I bet the real-life Zuckerberg wishes he could say, "We never get hacked..."
Oracle brought forward its February Patch Tuesday to provide an accelerated fix for some in-the-wild exploits.
But that meant leaving other less vital stuff out, so the pre-empted Patch Tuesday will happen after all, on 19 Feb 2013. Be there!
It's not Tuesday...
Nevertheless, Adobe's Flash Player has been upgraded to patch against two in-the-wild exploits against Windows and Apple users.
"Yet another Java update! Get it while it's hot."
This update was planned for 19 Feb 2013.
But Oracle brought it forward, citing the "active exploitation 'in the wild' of one of the vulnerabilities affecting...desktop browsers".
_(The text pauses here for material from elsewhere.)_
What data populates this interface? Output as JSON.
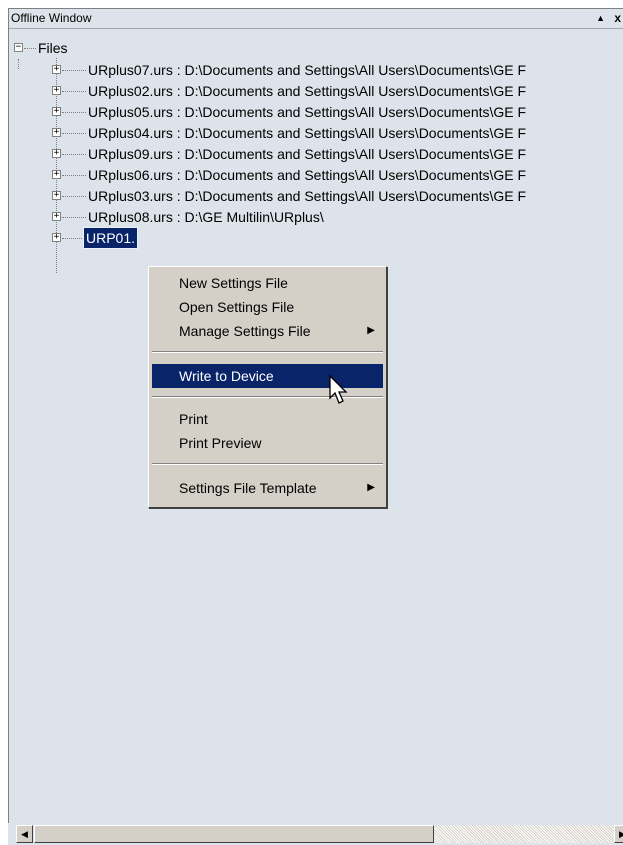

Apple's thrown in the towel on the Java mess and has, for the second time in two weeks, blocked all versions of Java on OS X 10.6 (Snow Leopard) and later.